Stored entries
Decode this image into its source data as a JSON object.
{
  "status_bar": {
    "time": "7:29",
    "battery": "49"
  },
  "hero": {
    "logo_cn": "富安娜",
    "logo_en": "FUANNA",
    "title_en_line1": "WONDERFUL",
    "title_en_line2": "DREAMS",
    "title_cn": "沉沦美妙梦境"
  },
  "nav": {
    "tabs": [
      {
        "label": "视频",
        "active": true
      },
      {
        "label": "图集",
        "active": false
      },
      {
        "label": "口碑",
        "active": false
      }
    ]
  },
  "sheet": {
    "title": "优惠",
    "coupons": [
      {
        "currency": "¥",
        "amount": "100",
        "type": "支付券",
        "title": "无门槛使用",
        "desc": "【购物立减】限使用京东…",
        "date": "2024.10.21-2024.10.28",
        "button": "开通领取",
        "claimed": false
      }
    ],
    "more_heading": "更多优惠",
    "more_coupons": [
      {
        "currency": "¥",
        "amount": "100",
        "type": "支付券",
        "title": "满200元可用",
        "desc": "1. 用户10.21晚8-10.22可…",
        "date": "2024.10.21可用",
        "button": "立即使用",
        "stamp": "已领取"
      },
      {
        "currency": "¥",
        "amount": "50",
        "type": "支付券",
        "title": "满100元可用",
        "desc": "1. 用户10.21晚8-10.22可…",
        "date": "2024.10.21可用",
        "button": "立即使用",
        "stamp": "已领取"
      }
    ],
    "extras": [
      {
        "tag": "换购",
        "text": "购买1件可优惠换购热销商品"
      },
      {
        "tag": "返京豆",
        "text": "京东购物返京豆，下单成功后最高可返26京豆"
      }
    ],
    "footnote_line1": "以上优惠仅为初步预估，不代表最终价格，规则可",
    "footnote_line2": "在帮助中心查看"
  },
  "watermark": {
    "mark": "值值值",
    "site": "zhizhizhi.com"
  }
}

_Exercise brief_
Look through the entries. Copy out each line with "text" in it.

_Result of this task_
        "text": "购买1件可优惠换购热销商品"
        "text": "京东购物返京豆，下单成功后最高可返26京豆"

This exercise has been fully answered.